- Ethics: Humans are also a storytelling species. While not everyone functions this way, most neurotypical people use narratives as meaning-making devices. Stories help us collectively process ambiguous events and decide who the heroes and villains are, what consequences an action brought, and how we might behave in similar situations in the future. Our storytelling brains evolved as a survival mechanism. They help us build and revise models of our complex reality. It’s not surprising that they also happen to trigger pleasurable reactions – so does eating a delicious meal, having great sex, or any variety of behaviors linked to our survival and group success. This leads to the trouble with narratives – they are seductive and can be terribly misleading. Like any powerful tool, we need to critically consider how and when narratives are appropriate. Fortunately, there are scholars tackling the issue of ethical use of stories for science communication as well as persuasive communication in general [2–4]. There are legitimate concerns about stories, things they cannot do, and places they do not belong. But rejecting them outright is as misguided and antiscientific as uncritically cheerleading narrative as a panacea for all our science communication woes.

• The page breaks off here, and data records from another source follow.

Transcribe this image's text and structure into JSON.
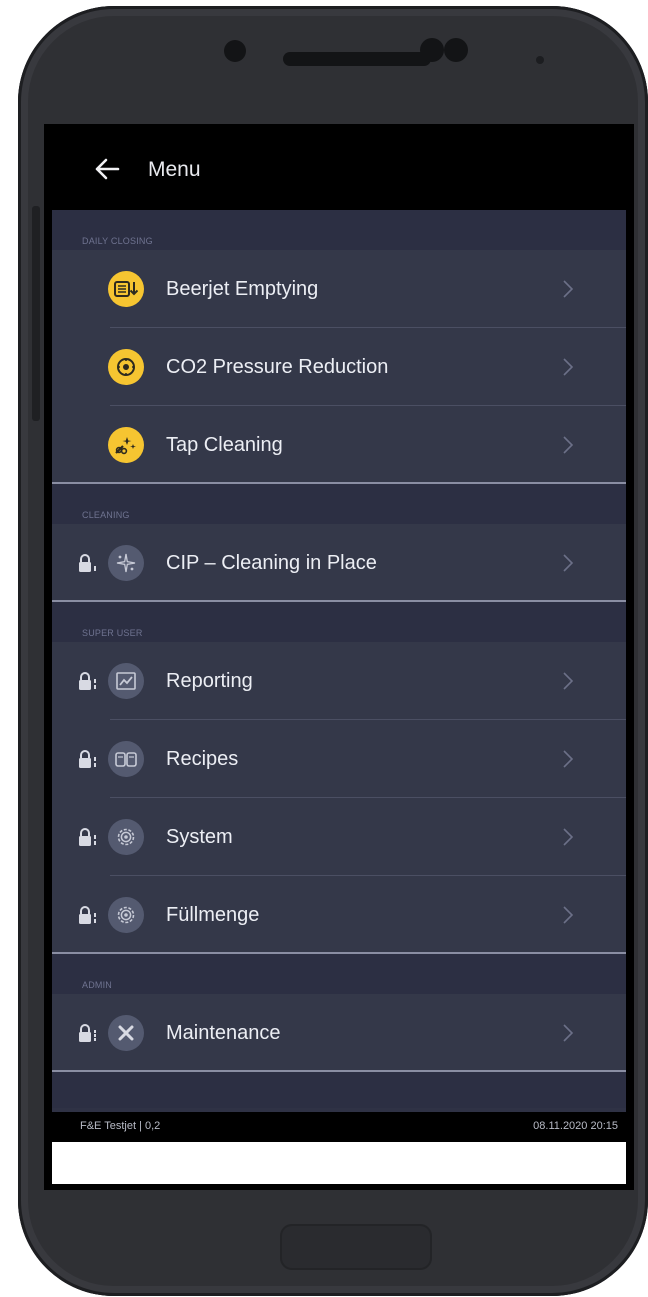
{
  "topbar": {
    "title": "Menu",
    "back_icon": "arrow-left-icon"
  },
  "sections": [
    {
      "header": "DAILY CLOSING",
      "items": [
        {
          "label": "Beerjet Emptying",
          "icon": "beerjet-empty-icon",
          "locked": false
        },
        {
          "label": "CO2 Pressure Reduction",
          "icon": "pressure-gauge-icon",
          "locked": false
        },
        {
          "label": "Tap Cleaning",
          "icon": "tap-cleaning-icon",
          "locked": false
        }
      ]
    },
    {
      "header": "CLEANING",
      "items": [
        {
          "label": "CIP – Cleaning in Place",
          "icon": "sparkle-icon",
          "locked": true
        }
      ]
    },
    {
      "header": "SUPER USER",
      "items": [
        {
          "label": "Reporting",
          "icon": "chart-icon",
          "locked": true
        },
        {
          "label": "Recipes",
          "icon": "recipes-icon",
          "locked": true
        },
        {
          "label": "System",
          "icon": "gear-icon",
          "locked": true
        },
        {
          "label": "Füllmenge",
          "icon": "gear-icon",
          "locked": true
        }
      ]
    },
    {
      "header": "ADMIN",
      "items": [
        {
          "label": "Maintenance",
          "icon": "tools-icon",
          "locked": true
        }
      ]
    }
  ],
  "status": {
    "left": "F&E Testjet  |  0,2",
    "right": "08.11.2020 20:15"
  },
  "colors": {
    "accent": "#f6c531",
    "surface": "#343849",
    "header": "#2c2f43"
  }
}
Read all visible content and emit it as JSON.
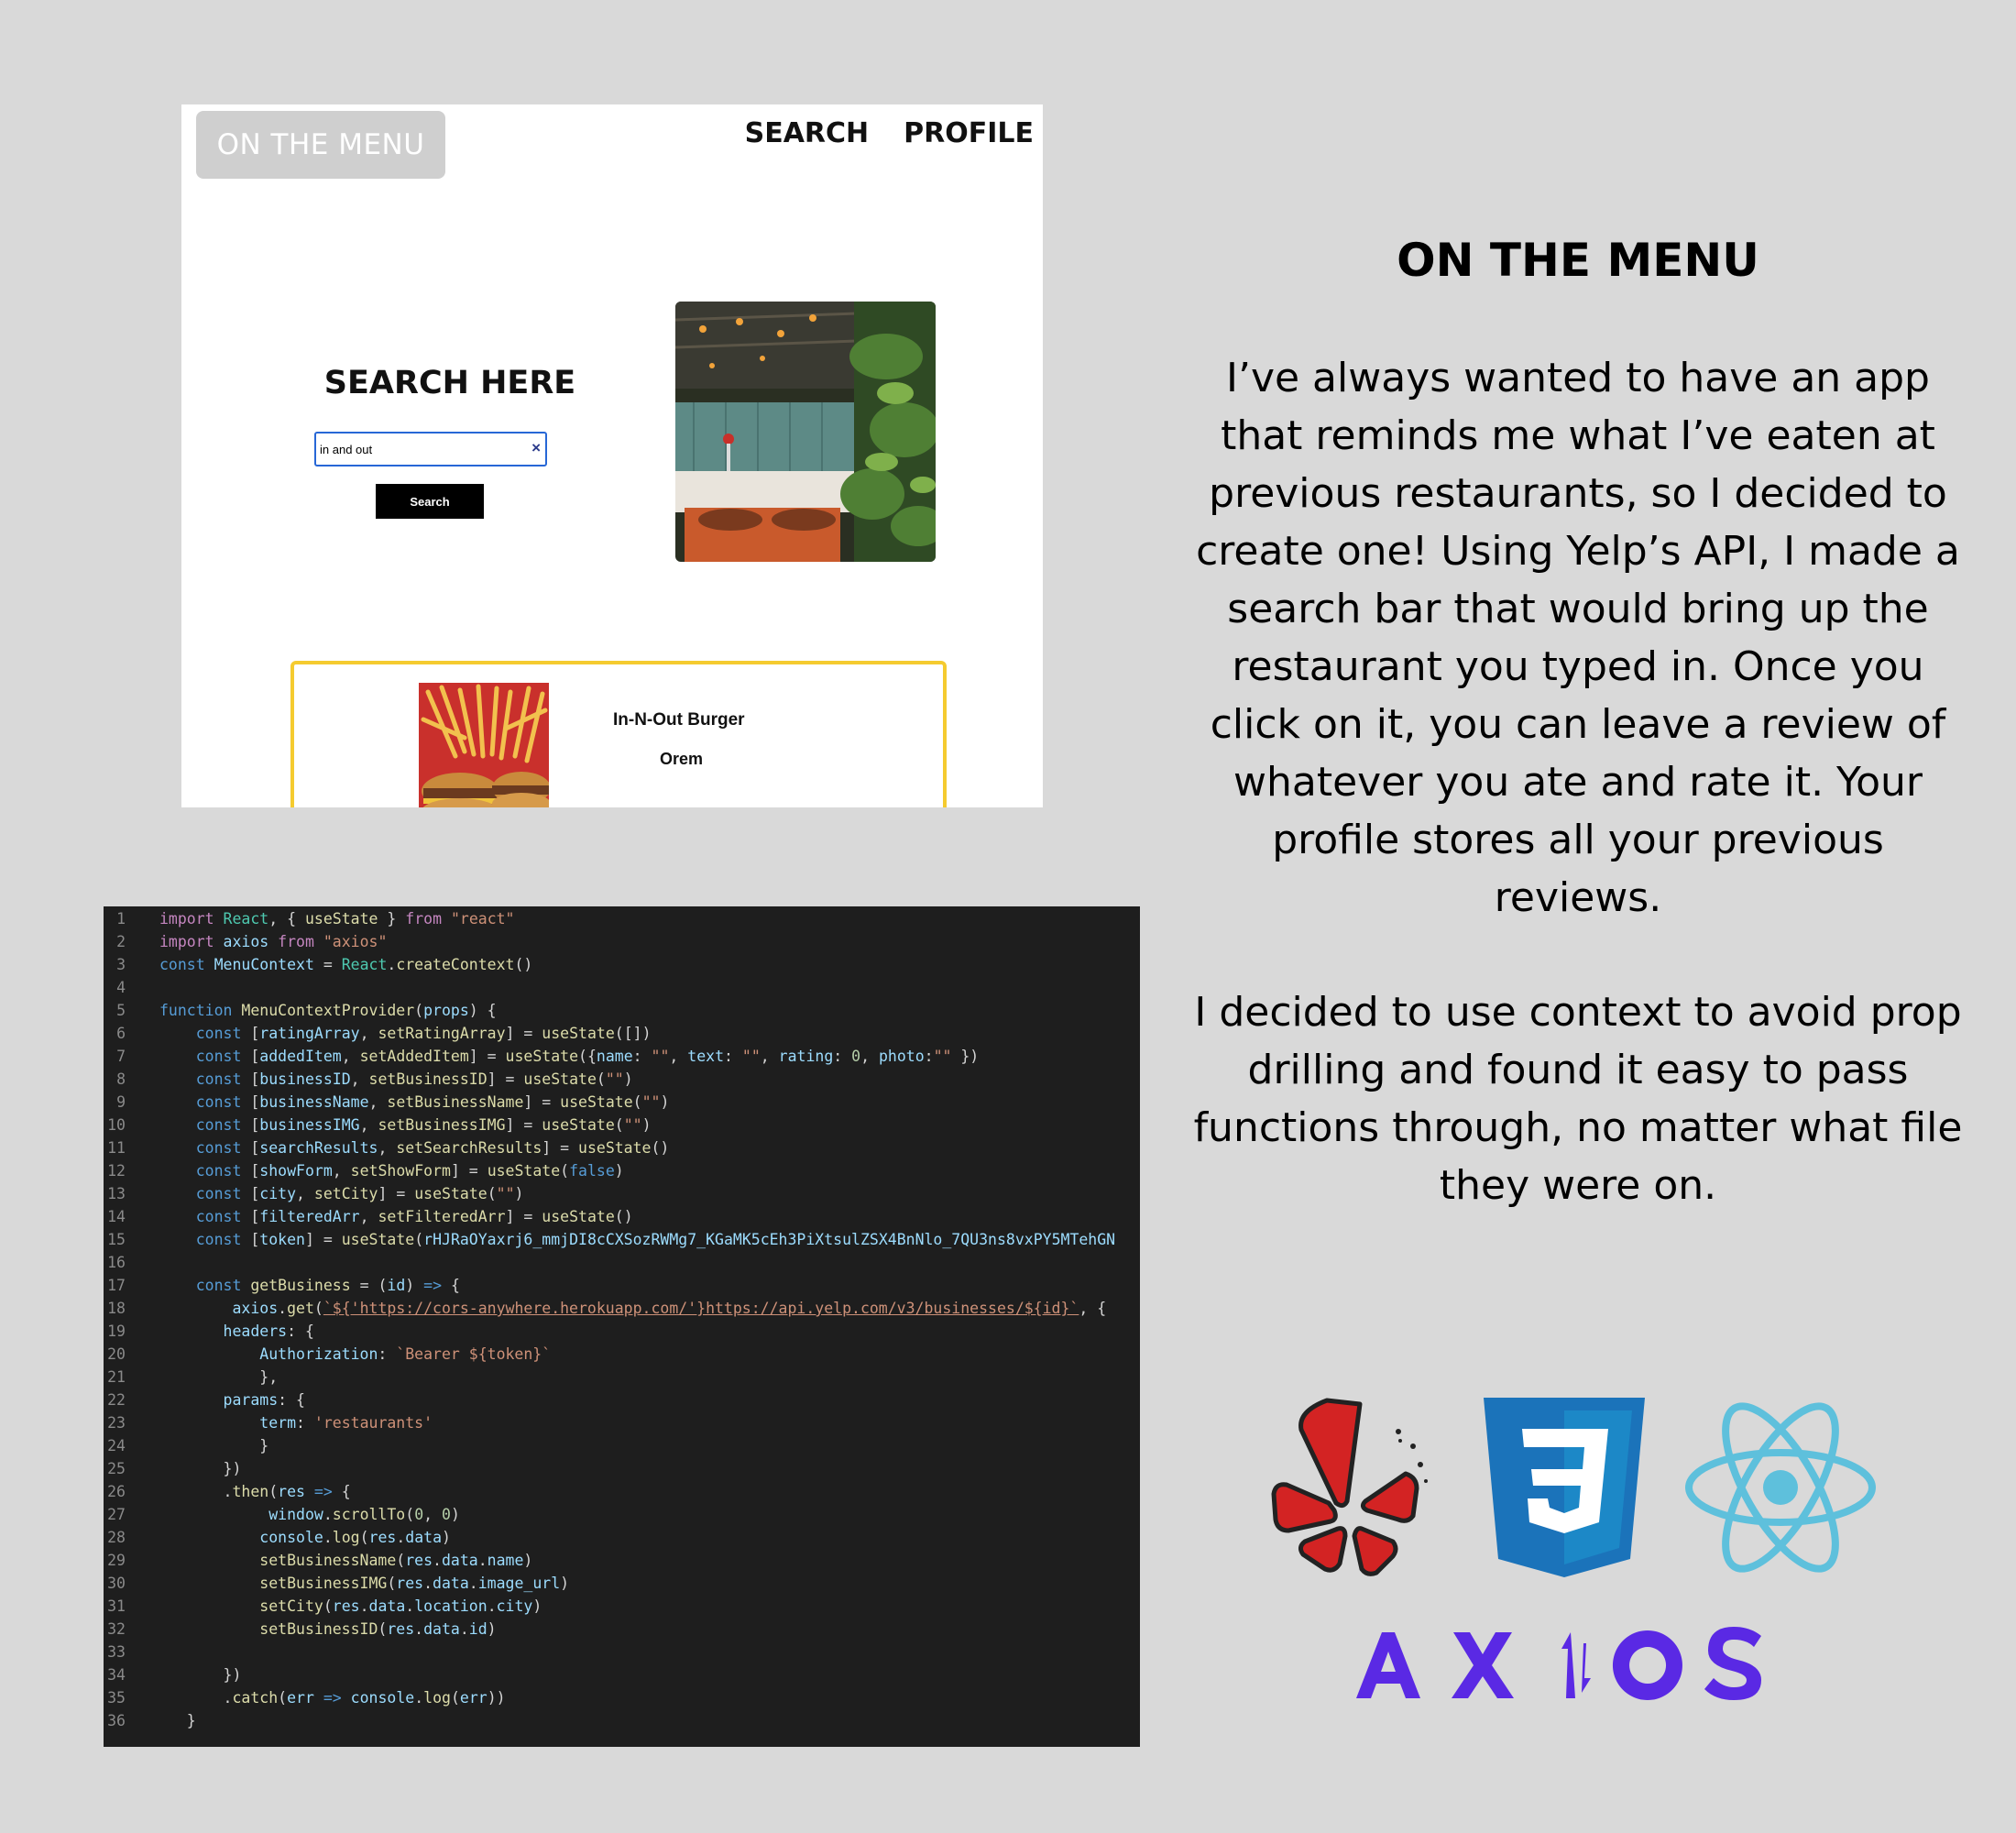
{
  "app": {
    "logo_label": "ON THE MENU",
    "nav": [
      "SEARCH",
      "PROFILE"
    ],
    "search_title": "SEARCH HERE",
    "search_value": "in and out",
    "clear_icon": "×",
    "search_button": "Search",
    "result": {
      "name": "In-N-Out Burger",
      "city": "Orem"
    }
  },
  "code_lines": [
    "import React, { useState } from \"react\"",
    "import axios from \"axios\"",
    "const MenuContext = React.createContext()",
    "",
    "function MenuContextProvider(props) {",
    "    const [ratingArray, setRatingArray] = useState([])",
    "    const [addedItem, setAddedItem] = useState({name: \"\", text: \"\", rating: 0, photo:\"\" })",
    "    const [businessID, setBusinessID] = useState(\"\")",
    "    const [businessName, setBusinessName] = useState(\"\")",
    "    const [businessIMG, setBusinessIMG] = useState(\"\")",
    "    const [searchResults, setSearchResults] = useState()",
    "    const [showForm, setShowForm] = useState(false)",
    "    const [city, setCity] = useState(\"\")",
    "    const [filteredArr, setFilteredArr] = useState()",
    "    const [token] = useState(\"rHJRaOYaxrj6_mmjDI8cCXSozRWMg7_KGaMK5cEh3PiXtsulZSX4BnNlo_7QU3ns8vxPY5MTehGN",
    "",
    "    const getBusiness = (id) => {",
    "        axios.get(`${'https://cors-anywhere.herokuapp.com/'}https://api.yelp.com/v3/businesses/${id}`, {",
    "       headers: {",
    "           Authorization: `Bearer ${token}`",
    "           },",
    "       params: {",
    "           term: 'restaurants'",
    "           }",
    "       })",
    "       .then(res => {",
    "            window.scrollTo(0, 0)",
    "           console.log(res.data)",
    "           setBusinessName(res.data.name)",
    "           setBusinessIMG(res.data.image_url)",
    "           setCity(res.data.location.city)",
    "           setBusinessID(res.data.id)",
    "",
    "       })",
    "       .catch(err => console.log(err))",
    "   }"
  ],
  "description": {
    "title": "ON THE MENU",
    "paragraph1": "I’ve always wanted to have an app that reminds me what I’ve eaten at previous restaurants, so I decided to create one! Using Yelp’s API, I made a search bar that would bring up the restaurant you typed in. Once you click on it, you can leave a review of whatever you ate and rate it. Your profile stores all your previous reviews.",
    "paragraph2": "I  decided to use context to avoid prop drilling and found it easy to pass functions through, no matter what file they were on."
  },
  "logos": {
    "icons": [
      "yelp-icon",
      "css3-icon",
      "react-icon"
    ],
    "axios_text": "AX↿OS"
  }
}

This April, I’ll be back at another National Academies Colloquium on science communication. This time, I’ll be on stage, moderating a panel on the intersection of narratives and misinformation. I’m looking forward to exploring what we can learn from research in psychology and the social sciences, as well as hard-won insights from such disparate fields as medical practice and filmmaking. As I’ve dug into the research about how and why human minds use stories to structure our reality, I have become fascinated by what stories do not only for audiences but also for their tellers. They allow us to make sense of an uncertain world. They help us connect our pasts and predict our futures. Stories motivate and educate. We use them just as much to explain as to entertain. Given the enormity of the social, humanitarian, and environmental issues we face right now, I firmly believe we need to use every tool at our disposal and every ounce of our fully human capacities to inspire, engage, and take collective action.
Edited by Bill Sullivan, PhD, Indiana University School of Medicine.
- Dahlstrom, M. F., & Ho, S. S. (2012). Ethical considerations of using narrative to communicate science. Science Communication, 34(5), 592–617.
- Green, M. C. (2008). Research challenges in narrative persuasion. Information Design Journal, 16(1), 47–52. doi:10.1075/idj.16.1.07gre
- Tengland, P.-A. (2012). Behavior change or empowerment: on the ethics of health-promotion strategies. Public Health Ethics, 5(2), 140–153. doi:10.1093/phe/phs022
- Dubov, A. (2015). Ethical persuasion: the rhetoric of communication in critical care: ethical persuasion. Journal of Evaluation in Clinical Practice, 21(3), 496–502. doi:10.1111/jep.12356